Creole Creamery, New Orleans
It’s worth venturing outside the French Quarter for the rotating roster of scoops like prickly pear, hibiscus beet, and the signature creole cream cheese at this uptown institution. The 1950s-style parlor (black-and-white tile floors, red sponge-painted table tops, and leather booths) is also known for its Tchoupitoulas challenge, a gut-busting sundae with eight scoops, eight toppings, whipped cream, wafers, and cherries. It’s a testament to the ice cream that thus far 587 hungry souls have polished off the whole thing without assistance.
Sweet Republic, Scottsdale, AZ
This eco-friendly, artisan shop is known for its unique scoops like blue cheese and medjool dates, lemon shiso sorbet, and horchata, as well as its killer sundaes. It’s another favorite of Food Network star Alton Brown, who’s partial to the toffee banofi with Madagascar vanilla ice cream, almond toffee brittle, bananas, whipped cream, and salted caramel in a waffle bowl. A recent expansion earlier in 2014 means you can also find Sweet Republic’s premium ice cream at a new shop on N. 16th Street in Phoenix.
Richardson’s Ice Cream, Middleton, MA
Things have changed a bit since the original stand opened here in Middleton, north of Boston, in 1952; it’s now a well-oiled machine with 11 service windows out front. Yet it’s still on the grounds of a dairy farm that’s been family-operated for more than 300 years. And customers are still served old-fashioned frappes (Yankee for “milkshake”), and ice cream sodas with a lump of ice cream topping the rim of the glass.
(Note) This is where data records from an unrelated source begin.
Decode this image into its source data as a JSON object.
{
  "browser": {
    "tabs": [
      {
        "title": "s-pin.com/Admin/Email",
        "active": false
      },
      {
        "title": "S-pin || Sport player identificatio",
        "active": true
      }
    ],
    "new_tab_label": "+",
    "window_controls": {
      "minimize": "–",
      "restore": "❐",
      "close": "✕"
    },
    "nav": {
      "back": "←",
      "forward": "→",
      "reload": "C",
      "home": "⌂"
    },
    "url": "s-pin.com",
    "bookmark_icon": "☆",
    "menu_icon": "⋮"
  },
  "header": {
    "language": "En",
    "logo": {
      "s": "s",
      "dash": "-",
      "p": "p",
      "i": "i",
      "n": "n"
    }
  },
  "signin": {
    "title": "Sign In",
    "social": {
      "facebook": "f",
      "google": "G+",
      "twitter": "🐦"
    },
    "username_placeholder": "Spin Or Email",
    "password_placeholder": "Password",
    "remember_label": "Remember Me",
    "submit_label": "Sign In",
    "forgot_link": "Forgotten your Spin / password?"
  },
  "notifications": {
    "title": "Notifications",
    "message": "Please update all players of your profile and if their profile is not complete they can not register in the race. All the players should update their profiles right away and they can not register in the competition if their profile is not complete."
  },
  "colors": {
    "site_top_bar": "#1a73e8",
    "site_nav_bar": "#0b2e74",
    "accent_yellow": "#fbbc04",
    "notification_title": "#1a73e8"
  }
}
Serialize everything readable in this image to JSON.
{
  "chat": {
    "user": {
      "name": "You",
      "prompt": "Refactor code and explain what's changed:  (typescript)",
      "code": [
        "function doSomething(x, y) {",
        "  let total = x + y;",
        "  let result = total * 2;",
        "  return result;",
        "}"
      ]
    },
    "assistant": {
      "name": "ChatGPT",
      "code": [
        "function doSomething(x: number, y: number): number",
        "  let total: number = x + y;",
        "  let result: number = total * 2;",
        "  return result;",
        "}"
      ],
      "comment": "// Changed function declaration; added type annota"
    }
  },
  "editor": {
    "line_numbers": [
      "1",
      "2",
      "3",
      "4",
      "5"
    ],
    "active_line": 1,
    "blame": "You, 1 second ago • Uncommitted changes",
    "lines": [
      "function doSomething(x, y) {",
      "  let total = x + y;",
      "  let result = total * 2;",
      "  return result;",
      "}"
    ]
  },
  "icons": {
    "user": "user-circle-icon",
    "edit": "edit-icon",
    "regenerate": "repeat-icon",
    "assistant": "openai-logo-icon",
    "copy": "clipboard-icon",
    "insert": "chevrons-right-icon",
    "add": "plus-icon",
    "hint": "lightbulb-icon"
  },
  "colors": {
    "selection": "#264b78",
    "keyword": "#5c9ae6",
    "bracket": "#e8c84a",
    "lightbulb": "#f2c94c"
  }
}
Richardson’s has absolutely celestial strawberry ice cream, the taste of summer in America.